Wednesday, April 29, 2009

Health Talk: Foreign Accent Syndrome

Imagine a Caucasian speaking English with an exotic Chinese accent. Strange as it sounds, patients with the Foreign Accent Syndrome (FAS) do just this.FAS is a rare brain disorder often caused by a stroke, traumatic brain injury, or multiple lesions. Only around 50 cases have been reported since 1941.

People with this syndrome speak their native languages with a foreign accent. FAS has been documented in cases around the world, and accent changes from Japanese to Korean, British

Cyclist Crashes Head First Into Telephone Pole at 27mph

n July of 2005, Mark was competing in an annual race in Winston-Salem. The road was slick from an earlier rain shower, and the rider in front of Mark fell. When Mark tried to avoid the fallen cyclist, he crashed headfirst into a telephone pole going about 27 miles per hour. Mark was not expected to live and only due to the proximity of his accident to a level 1 shock trauma unit at Bowman Grey was he able to be in surgery in 30 minutes.
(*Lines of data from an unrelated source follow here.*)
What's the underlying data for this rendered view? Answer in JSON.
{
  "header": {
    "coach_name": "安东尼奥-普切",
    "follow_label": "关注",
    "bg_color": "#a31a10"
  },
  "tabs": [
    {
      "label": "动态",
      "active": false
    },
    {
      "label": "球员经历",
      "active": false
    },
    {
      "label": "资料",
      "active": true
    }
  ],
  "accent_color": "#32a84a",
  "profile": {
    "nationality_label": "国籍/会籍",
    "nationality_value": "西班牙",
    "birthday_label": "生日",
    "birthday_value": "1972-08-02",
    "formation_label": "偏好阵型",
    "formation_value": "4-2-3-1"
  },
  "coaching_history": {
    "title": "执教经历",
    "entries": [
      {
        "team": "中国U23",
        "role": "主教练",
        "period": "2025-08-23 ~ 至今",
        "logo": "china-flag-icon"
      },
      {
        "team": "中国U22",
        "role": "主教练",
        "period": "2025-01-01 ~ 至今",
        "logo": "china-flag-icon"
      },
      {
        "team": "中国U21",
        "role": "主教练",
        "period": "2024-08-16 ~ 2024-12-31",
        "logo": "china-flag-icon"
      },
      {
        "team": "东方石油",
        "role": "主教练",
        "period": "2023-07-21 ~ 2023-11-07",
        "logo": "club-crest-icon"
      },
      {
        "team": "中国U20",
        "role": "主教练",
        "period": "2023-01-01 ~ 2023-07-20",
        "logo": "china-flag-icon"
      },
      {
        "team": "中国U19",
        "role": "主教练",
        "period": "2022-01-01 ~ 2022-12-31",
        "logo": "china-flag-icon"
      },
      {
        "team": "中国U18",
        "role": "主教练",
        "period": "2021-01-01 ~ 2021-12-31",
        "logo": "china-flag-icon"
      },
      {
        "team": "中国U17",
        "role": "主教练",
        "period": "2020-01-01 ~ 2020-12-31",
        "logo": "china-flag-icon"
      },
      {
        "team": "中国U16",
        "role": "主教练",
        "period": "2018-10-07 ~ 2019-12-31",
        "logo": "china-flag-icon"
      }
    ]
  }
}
Mark received a severe Traumatic Brain Injury (TBI).

Mark's brain injury forced him to relearn everything, including how to walk, talk, eat, and get dressed. The severity of the injury made him lose all of the function in his right arm, which causes him tremendous pain. Three years later, Mark is ambulatory and slowly recovering his ability to speak. He has aphasia, thus making it difficult for him to speak effectively with people or to express his thoughts and questions. He is continuing to make progress in his communication. Mark also has other cognitive deficits including loss of short-term memory, mood swings, and the inability to read or

Obama's Slip On Jay Leno Show and My Aphasia

by Phil Staudt
March 21, 2009

After my stroke it took me many months to learn how to talk again. I had never heard of aphasia, much less understood it. But I have been able to pick up on it with people who I would have previously thought were "under the influence" or mentally challenged. I have asked people up front if they have aphasia, and they get so relieved that somebody understands. I was fortunate to have minimal damage from having a stroke, and I have been able to overcome my aphasia enough for most people to not notice it unless they have known me a long time. Now when I see people on television or anywhere making fun of peo......Next....

Yesterday I got this update from my mentor about his cancer: "I had a drastic turn about in how I was feeling and ended up going into the emergency r

Yesterday I got this update from my mentor about his cancer:

"I had a drastic turn about in how I was feeling and ended up going into the emergency room. They kept me there for two days and stabilized my "stats" so that I could fly home on Tuesday. What I experienced on Sunday was a severe case of expressive aphasia, due to a combination of complications caused by the chemo drugs I was taking. I am still experiencing some of the aphasia but am working through that. next...